When echo -n "blah" is used, what purpose does -n server?
Using if and elif, what purpose do -z, -x, and ! = or if !  serve?
If you can toss any more - functions out there that will assist me that would be great.
Also, for my first simple program, I am coding an iptables script. I am wanting to have the user input several ports seperated by a space. i.e: 21 22 23 113
All in one line. How would I do this? $1 $2 $3 $4 and so on, or am I way off. I just started yesterday, and I am trying to catch on quickly. Thanks for the help guys.
For your iptables script, do you want to prompt the user for input after the program starts or do you want the user to start the program with the port data as arguments? Either are possible (or both - you could check if command line arguments were provided and if none are given, prompt the user for input).
read [-ers] [-u fd] [-t timeout] [-a aname] [-p prompt] [-n nchars]
[-d delim] [name ...]
One line is read from the standard input, or from the file
descriptor fd supplied as an argument to the -u option, and the
first word is assigned to the first name, the second word to
the second name, and so on, with leftover words and their
intervening separators assigned to the last name. If there are
fewer words read from the input stream than names, the remain-
ing names are assigned empty values.

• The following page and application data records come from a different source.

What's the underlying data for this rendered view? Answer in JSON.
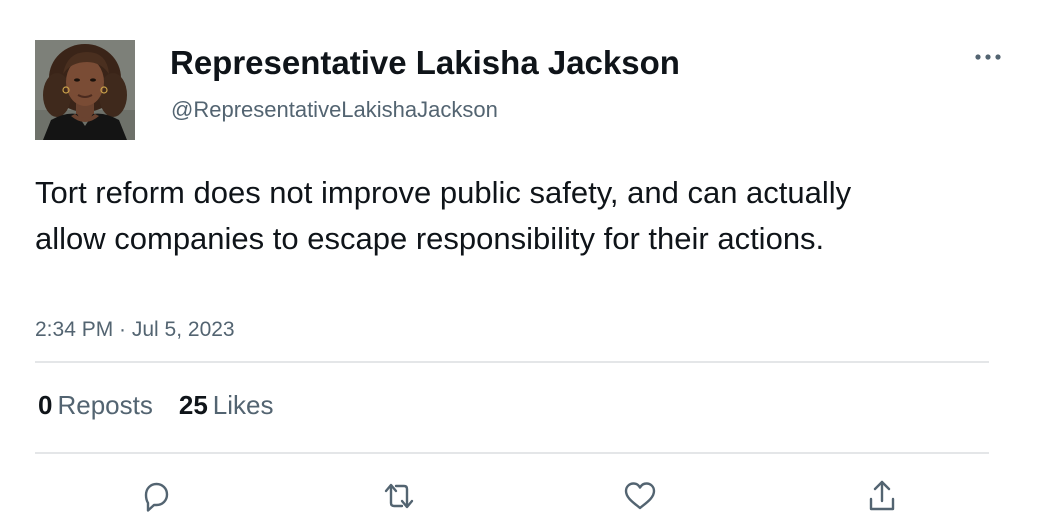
{
  "author": {
    "display_name": "Representative Lakisha Jackson",
    "handle": "@RepresentativeLakishaJackson"
  },
  "tweet": {
    "text": "Tort reform does not improve public safety, and can actually allow companies to escape responsibility for their actions.",
    "timestamp": "2:34 PM · Jul 5, 2023"
  },
  "stats": {
    "reposts_count": "0",
    "reposts_label": "Reposts",
    "likes_count": "25",
    "likes_label": "Likes"
  },
  "actions": {
    "reply_icon": "reply-icon",
    "repost_icon": "repost-icon",
    "like_icon": "heart-icon",
    "share_icon": "share-icon"
  },
  "colors": {
    "text_primary": "#0f1419",
    "text_secondary": "#536471",
    "divider": "#e4e6e8"
  }
}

The characters in IFS are
used to split the line into words. The backslash character (\)
may be used to remove any special meaning for the next charac-
ter read and for line continuation. Options, if supplied, have
the following meanings:
The words are assigned to sequential indices of the
array variable aname, starting at 0. aname is unset
before any new values are assigned. Other name argu-
ments are ignored.
The first character of delim is used to terminate the
input line, rather than newline.
-e If the standard input is coming from a terminal, read-
line (see READLINE above) is used to obtain the line.
read returns after reading nchars characters rather than
waiting for a complete line of input.
Display prompt on standard error, without a trailing
newline, before attempting to read any input. The
prompt is displayed only if input is coming from a ter-
-r Backslash does not act as an escape character. The
backslash is considered to be part of the line. In par-
ticular, a backslash-newline pair may not be used as a
-s Silent mode. If input is coming from a terminal, char-
acters are not echoed.
Cause read to time out and return failure if a complete
line of input is not read within timeout seconds. This
option has no effect if read is not reading input from
the terminal or a pipe.
-u fd Read input from file descriptor fd.
If no names are supplied, the line read is assigned to the
variable REPLY. The return code is zero, unless end-of-file is
encountered, read times out, or an invalid file descriptor is
supplied as the argument to -u.
that is from man read (looks like it brings up a general bash programming man) Hope that helps.